↓↓↓

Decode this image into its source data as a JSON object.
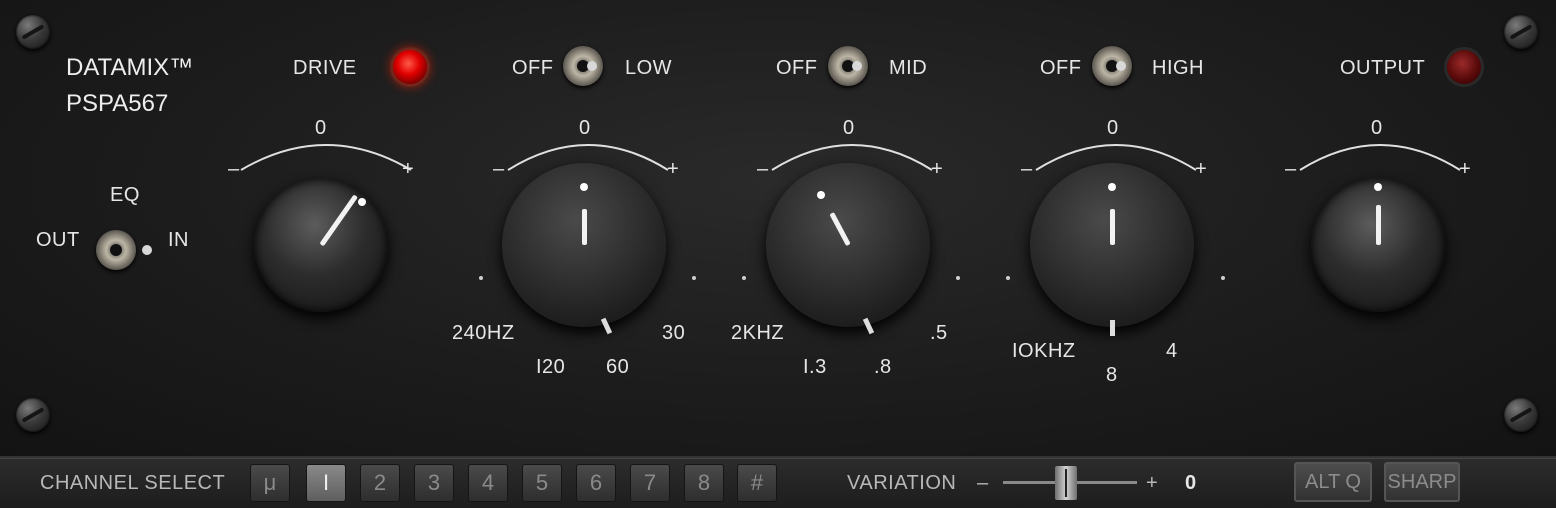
{
  "brand": {
    "line1": "DATAMIX™",
    "line2": "PSPA567"
  },
  "eq_switch": {
    "title": "EQ",
    "off_label": "OUT",
    "on_label": "IN",
    "state": "in"
  },
  "drive": {
    "label": "DRIVE",
    "led_on": true,
    "scale": {
      "zero": "0",
      "minus": "–",
      "plus": "+"
    },
    "value_deg": 35
  },
  "low": {
    "toggle_off": "OFF",
    "toggle_on": "LOW",
    "state": "off",
    "scale": {
      "zero": "0",
      "minus": "–",
      "plus": "+"
    },
    "gain_deg": 0,
    "freqs": [
      "240HZ",
      "I20",
      "60",
      "30"
    ],
    "selected_freq": "60"
  },
  "mid": {
    "toggle_off": "OFF",
    "toggle_on": "MID",
    "state": "off",
    "scale": {
      "zero": "0",
      "minus": "–",
      "plus": "+"
    },
    "gain_deg": -28,
    "freqs": [
      "2KHZ",
      "I.3",
      ".8",
      ".5"
    ],
    "selected_freq": ".8"
  },
  "high": {
    "toggle_off": "OFF",
    "toggle_on": "HIGH",
    "state": "off",
    "scale": {
      "zero": "0",
      "minus": "–",
      "plus": "+"
    },
    "gain_deg": 0,
    "freqs": [
      "IOKHZ",
      "8",
      "4"
    ],
    "selected_freq": "8"
  },
  "output": {
    "label": "OUTPUT",
    "led_on": false,
    "scale": {
      "zero": "0",
      "minus": "–",
      "plus": "+"
    },
    "value_deg": 0
  },
  "bottom": {
    "channel_select_label": "CHANNEL SELECT",
    "channels": [
      "μ",
      "I",
      "2",
      "3",
      "4",
      "5",
      "6",
      "7",
      "8",
      "#"
    ],
    "active_channel": "I",
    "variation_label": "VARIATION",
    "variation_minus": "–",
    "variation_plus": "+",
    "variation_value": "0",
    "alt_q": "ALT Q",
    "sharp": "SHARP"
  }
}
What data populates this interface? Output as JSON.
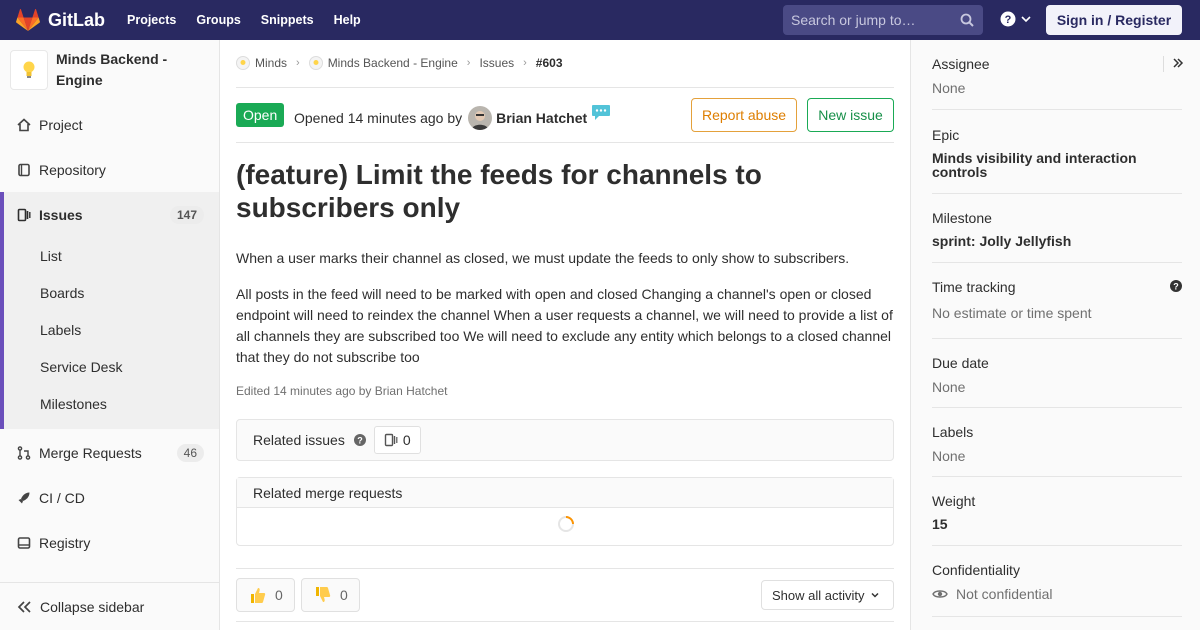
{
  "topbar": {
    "brand": "GitLab",
    "nav": [
      "Projects",
      "Groups",
      "Snippets",
      "Help"
    ],
    "search_placeholder": "Search or jump to…",
    "signin": "Sign in / Register"
  },
  "sidebar": {
    "project_name": "Minds Backend - Engine",
    "items": {
      "project": "Project",
      "repository": "Repository",
      "issues": "Issues",
      "issues_count": "147",
      "merge_requests": "Merge Requests",
      "mr_count": "46",
      "cicd": "CI / CD",
      "registry": "Registry"
    },
    "sub": [
      "List",
      "Boards",
      "Labels",
      "Service Desk",
      "Milestones"
    ],
    "collapse": "Collapse sidebar"
  },
  "breadcrumb": {
    "group": "Minds",
    "project": "Minds Backend - Engine",
    "section": "Issues",
    "current": "#603"
  },
  "issue": {
    "status": "Open",
    "opened_text": "Opened 14 minutes ago by",
    "author": "Brian Hatchet",
    "report_abuse": "Report abuse",
    "new_issue": "New issue",
    "title": "(feature) Limit the feeds for channels to subscribers only",
    "desc1": "When a user marks their channel as closed, we must update the feeds to only show to subscribers.",
    "desc2": "All posts in the feed will need to be marked with open and closed Changing a channel's open or closed endpoint will need to reindex the channel When a user requests a channel, we will need to provide a list of all channels they are subscribed too We will need to exclude any entity which belongs to a closed channel that they do not subscribe too",
    "edited": "Edited 14 minutes ago by Brian Hatchet",
    "related_issues": "Related issues",
    "related_issues_count": "0",
    "related_mrs": "Related merge requests",
    "thumbs_up": "0",
    "thumbs_down": "0",
    "show_activity": "Show all activity"
  },
  "right": {
    "assignee_label": "Assignee",
    "assignee_value": "None",
    "epic_label": "Epic",
    "epic_value": "Minds visibility and interaction controls",
    "milestone_label": "Milestone",
    "milestone_value": "sprint: Jolly Jellyfish",
    "time_label": "Time tracking",
    "time_value": "No estimate or time spent",
    "due_label": "Due date",
    "due_value": "None",
    "labels_label": "Labels",
    "labels_value": "None",
    "weight_label": "Weight",
    "weight_value": "15",
    "conf_label": "Confidentiality",
    "conf_value": "Not confidential"
  },
  "colors": {
    "nav_bg": "#292961",
    "open_green": "#1aaa55",
    "report_orange": "#de7e00",
    "active_purple": "#6b4fbb"
  }
}
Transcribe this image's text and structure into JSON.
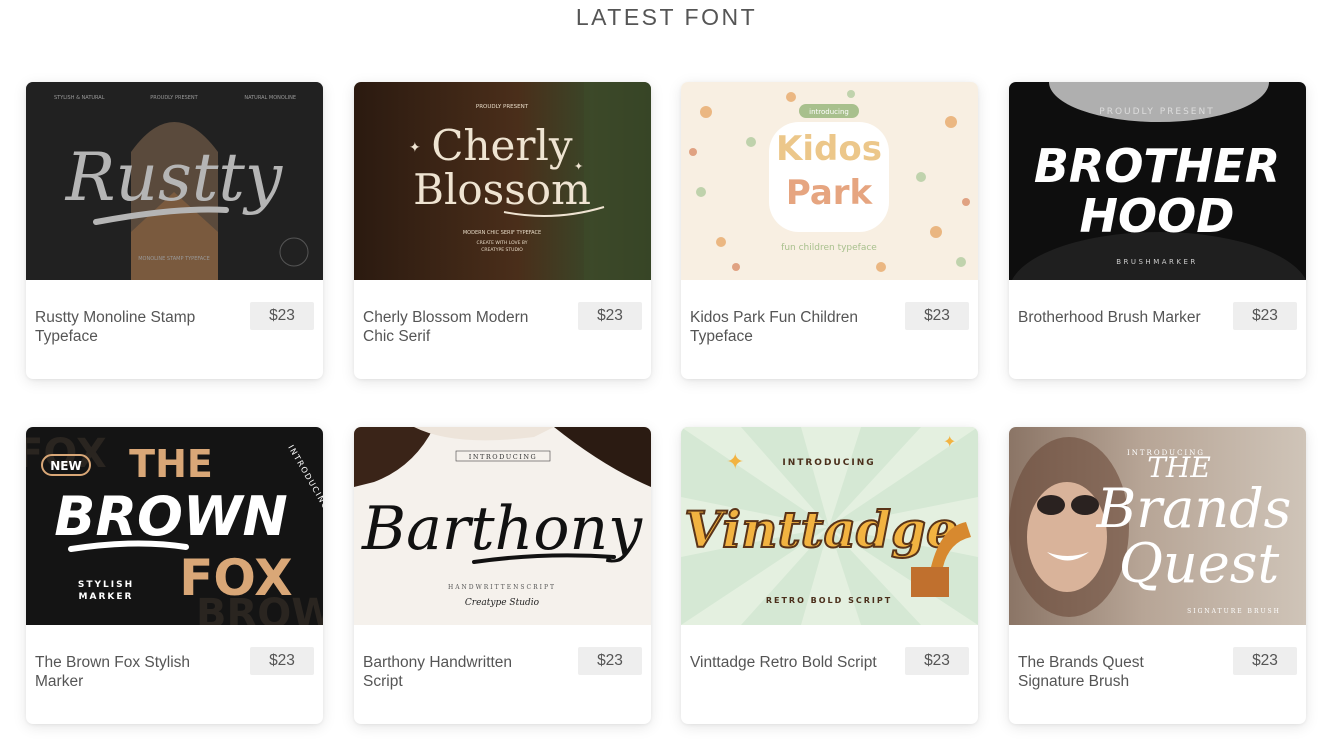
{
  "section": {
    "title": "LATEST FONT"
  },
  "cards": [
    {
      "title": "Rustty Monoline Stamp Typeface",
      "price": "$23",
      "art": {
        "line1": "Rustty",
        "tl": "STYLISH & NATURAL",
        "tc": "PROUDLY PRESENT",
        "tr": "NATURAL MONOLINE",
        "bottom": "MONOLINE STAMP TYPEFACE"
      }
    },
    {
      "title": "Cherly Blossom Modern Chic Serif",
      "price": "$23",
      "art": {
        "top": "PROUDLY PRESENT",
        "line1": "Cherly",
        "line2": "Blossom",
        "sub1": "MODERN CHIC SERIF TYPEFACE",
        "sub2": "CREATE WITH LOVE BY",
        "sub3": "CREATYPE STUDIO"
      }
    },
    {
      "title": "Kidos Park Fun Children Typeface",
      "price": "$23",
      "art": {
        "badge": "introducing",
        "line1": "Kidos",
        "line2": "Park",
        "sub": "fun children typeface"
      }
    },
    {
      "title": "Brotherhood Brush Marker",
      "price": "$23",
      "art": {
        "top": "PROUDLY PRESENT",
        "line1": "BROTHER",
        "line2": "HOOD",
        "sub": "BRUSHMARKER"
      }
    },
    {
      "title": "The Brown Fox Stylish Marker",
      "price": "$23",
      "art": {
        "badge": "NEW",
        "line0": "THE",
        "line1": "BROWN",
        "line2": "FOX",
        "side": "INTRODUCING",
        "sub1": "STYLISH",
        "sub2": "MARKER"
      }
    },
    {
      "title": "Barthony Handwritten Script",
      "price": "$23",
      "art": {
        "top": "INTRODUCING",
        "line1": "Barthony",
        "sub1": "HANDWRITTENSCRIPT",
        "sub2": "Creatype Studio"
      }
    },
    {
      "title": "Vinttadge Retro Bold Script",
      "price": "$23",
      "art": {
        "top": "INTRODUCING",
        "line1": "Vinttadge",
        "sub": "RETRO BOLD SCRIPT"
      }
    },
    {
      "title": "The Brands Quest Signature Brush",
      "price": "$23",
      "art": {
        "top": "INTRODUCING",
        "line0": "THE",
        "line1": "Brands",
        "line2": "Quest",
        "sub": "SIGNATURE BRUSH"
      }
    }
  ],
  "colors": {
    "title": "#555555",
    "price_bg": "#eeeeee",
    "card_bg": "#ffffff"
  }
}
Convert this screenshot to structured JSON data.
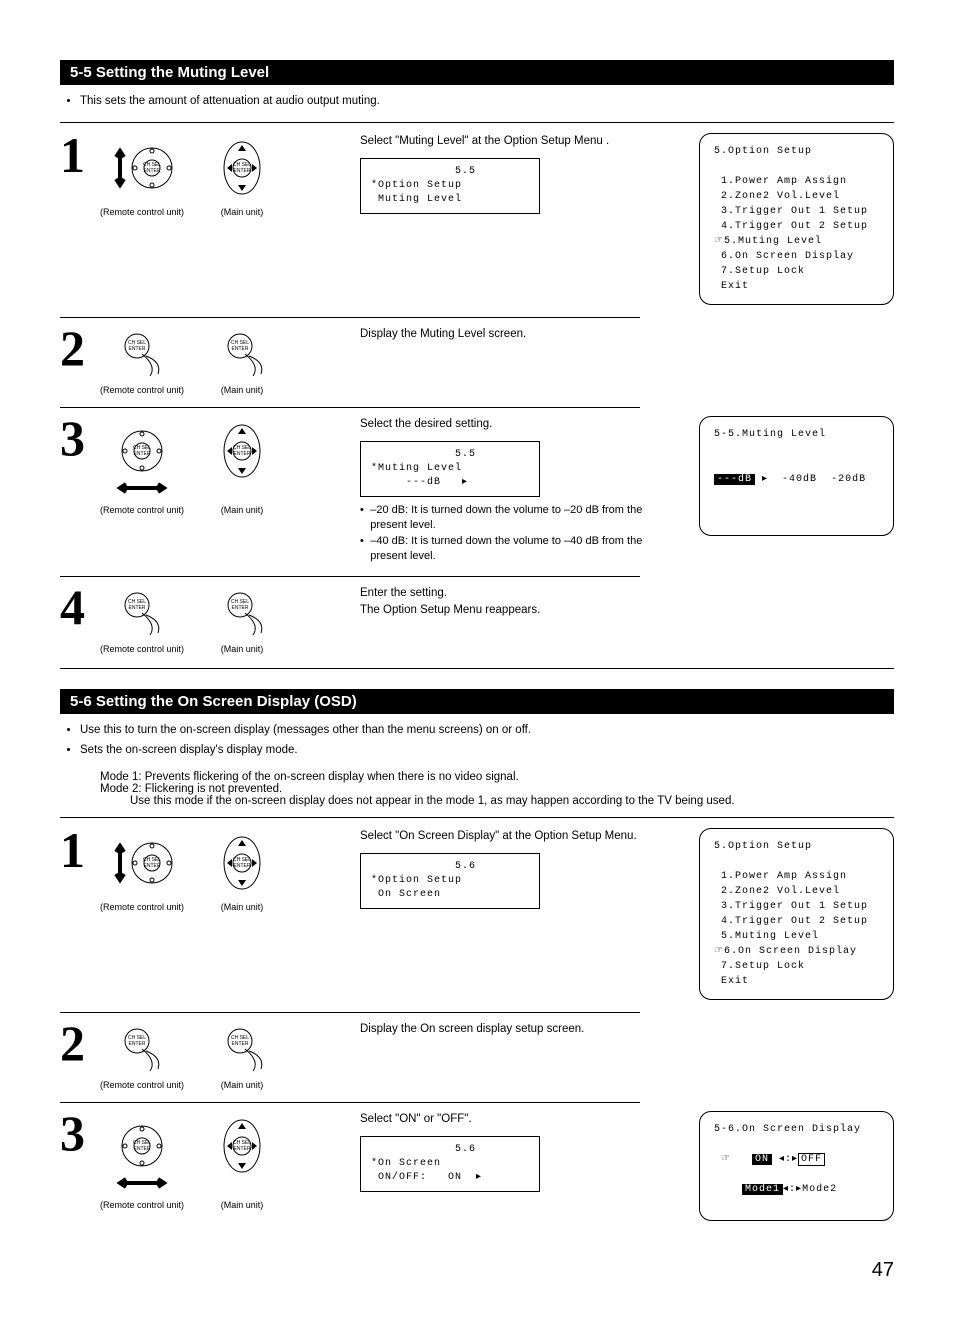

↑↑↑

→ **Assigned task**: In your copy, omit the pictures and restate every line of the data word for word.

→ **Written response**:
Decode this image into its source data as a JSON object.
{
  "brand": {
    "line1": "DATAMIX™",
    "line2": "PSPA567"
  },
  "eq_switch": {
    "title": "EQ",
    "off_label": "OUT",
    "on_label": "IN",
    "state": "in"
  },
  "drive": {
    "label": "DRIVE",
    "led_on": true,
    "scale": {
      "zero": "0",
      "minus": "–",
      "plus": "+"
    },
    "value_deg": 35
  },
  "low": {
    "toggle_off": "OFF",
    "toggle_on": "LOW",
    "state": "off",
    "scale": {
      "zero": "0",
      "minus": "–",
      "plus": "+"
    },
    "gain_deg": 0,
    "freqs": [
      "240HZ",
      "I20",
      "60",
      "30"
    ],
    "selected_freq": "60"
  },
  "mid": {
    "toggle_off": "OFF",
    "toggle_on": "MID",
    "state": "off",
    "scale": {
      "zero": "0",
      "minus": "–",
      "plus": "+"
    },
    "gain_deg": -28,
    "freqs": [
      "2KHZ",
      "I.3",
      ".8",
      ".5"
    ],
    "selected_freq": ".8"
  },
  "high": {
    "toggle_off": "OFF",
    "toggle_on": "HIGH",
    "state": "off",
    "scale": {
      "zero": "0",
      "minus": "–",
      "plus": "+"
    },
    "gain_deg": 0,
    "freqs": [
      "IOKHZ",
      "8",
      "4"
    ],
    "selected_freq": "8"
  },
  "output": {
    "label": "OUTPUT",
    "led_on": false,
    "scale": {
      "zero": "0",
      "minus": "–",
      "plus": "+"
    },
    "value_deg": 0
  },
  "bottom": {
    "channel_select_label": "CHANNEL SELECT",
    "channels": [
      "μ",
      "I",
      "2",
      "3",
      "4",
      "5",
      "6",
      "7",
      "8",
      "#"
    ],
    "active_channel": "I",
    "variation_label": "VARIATION",
    "variation_minus": "–",
    "variation_plus": "+",
    "variation_value": "0",
    "alt_q": "ALT Q",
    "sharp": "SHARP"
  }
}
What data populates this interface? Output as JSON.
{
  "topbar": {
    "brand": "GitLab",
    "nav": [
      "Projects",
      "Groups",
      "Snippets",
      "Help"
    ],
    "search_placeholder": "Search or jump to…",
    "signin": "Sign in / Register"
  },
  "sidebar": {
    "project_name": "Minds Backend - Engine",
    "items": {
      "project": "Project",
      "repository": "Repository",
      "issues": "Issues",
      "issues_count": "147",
      "merge_requests": "Merge Requests",
      "mr_count": "46",
      "cicd": "CI / CD",
      "registry": "Registry"
    },
    "sub": [
      "List",
      "Boards",
      "Labels",
      "Service Desk",
      "Milestones"
    ],
    "collapse": "Collapse sidebar"
  },
  "breadcrumb": {
    "group": "Minds",
    "project": "Minds Backend - Engine",
    "section": "Issues",
    "current": "#603"
  },
  "issue": {
    "status": "Open",
    "opened_text": "Opened 14 minutes ago by",
    "author": "Brian Hatchet",
    "report_abuse": "Report abuse",
    "new_issue": "New issue",
    "title": "(feature) Limit the feeds for channels to subscribers only",
    "desc1": "When a user marks their channel as closed, we must update the feeds to only show to subscribers.",
    "desc2": "All posts in the feed will need to be marked with open and closed Changing a channel's open or closed endpoint will need to reindex the channel When a user requests a channel, we will need to provide a list of all channels they are subscribed too We will need to exclude any entity which belongs to a closed channel that they do not subscribe too",
    "edited": "Edited 14 minutes ago by Brian Hatchet",
    "related_issues": "Related issues",
    "related_issues_count": "0",
    "related_mrs": "Related merge requests",
    "thumbs_up": "0",
    "thumbs_down": "0",
    "show_activity": "Show all activity"
  },
  "right": {
    "assignee_label": "Assignee",
    "assignee_value": "None",
    "epic_label": "Epic",
    "epic_value": "Minds visibility and interaction controls",
    "milestone_label": "Milestone",
    "milestone_value": "sprint: Jolly Jellyfish",
    "time_label": "Time tracking",
    "time_value": "No estimate or time spent",
    "due_label": "Due date",
    "due_value": "None",
    "labels_label": "Labels",
    "labels_value": "None",
    "weight_label": "Weight",
    "weight_value": "15",
    "conf_label": "Confidentiality",
    "conf_value": "Not confidential"
  },
  "colors": {
    "nav_bg": "#292961",
    "open_green": "#1aaa55",
    "report_orange": "#de7e00",
    "active_purple": "#6b4fbb"
  }
}
Transcribe this image's text and structure into JSON.
{
  "section": {
    "title": "LATEST FONT"
  },
  "cards": [
    {
      "title": "Rustty Monoline Stamp Typeface",
      "price": "$23",
      "art": {
        "line1": "Rustty",
        "tl": "STYLISH & NATURAL",
        "tc": "PROUDLY PRESENT",
        "tr": "NATURAL MONOLINE",
        "bottom": "MONOLINE STAMP TYPEFACE"
      }
    },
    {
      "title": "Cherly Blossom Modern Chic Serif",
      "price": "$23",
      "art": {
        "top": "PROUDLY PRESENT",
        "line1": "Cherly",
        "line2": "Blossom",
        "sub1": "MODERN CHIC SERIF TYPEFACE",
        "sub2": "CREATE WITH LOVE BY",
        "sub3": "CREATYPE STUDIO"
      }
    },
    {
      "title": "Kidos Park Fun Children Typeface",
      "price": "$23",
      "art": {
        "badge": "introducing",
        "line1": "Kidos",
        "line2": "Park",
        "sub": "fun children typeface"
      }
    },
    {
      "title": "Brotherhood Brush Marker",
      "price": "$23",
      "art": {
        "top": "PROUDLY PRESENT",
        "line1": "BROTHER",
        "line2": "HOOD",
        "sub": "BRUSHMARKER"
      }
    },
    {
      "title": "The Brown Fox Stylish Marker",
      "price": "$23",
      "art": {
        "badge": "NEW",
        "line0": "THE",
        "line1": "BROWN",
        "line2": "FOX",
        "side": "INTRODUCING",
        "sub1": "STYLISH",
        "sub2": "MARKER"
      }
    },
    {
      "title": "Barthony Handwritten Script",
      "price": "$23",
      "art": {
        "top": "INTRODUCING",
        "line1": "Barthony",
        "sub1": "HANDWRITTENSCRIPT",
        "sub2": "Creatype Studio"
      }
    },
    {
      "title": "Vinttadge Retro Bold Script",
      "price": "$23",
      "art": {
        "top": "INTRODUCING",
        "line1": "Vinttadge",
        "sub": "RETRO BOLD SCRIPT"
      }
    },
    {
      "title": "The Brands Quest Signature Brush",
      "price": "$23",
      "art": {
        "top": "INTRODUCING",
        "line0": "THE",
        "line1": "Brands",
        "line2": "Quest",
        "sub": "SIGNATURE BRUSH"
      }
    }
  ],
  "colors": {
    "title": "#555555",
    "price_bg": "#eeeeee",
    "card_bg": "#ffffff"
  }
}
Convert this screenshot to structured JSON data.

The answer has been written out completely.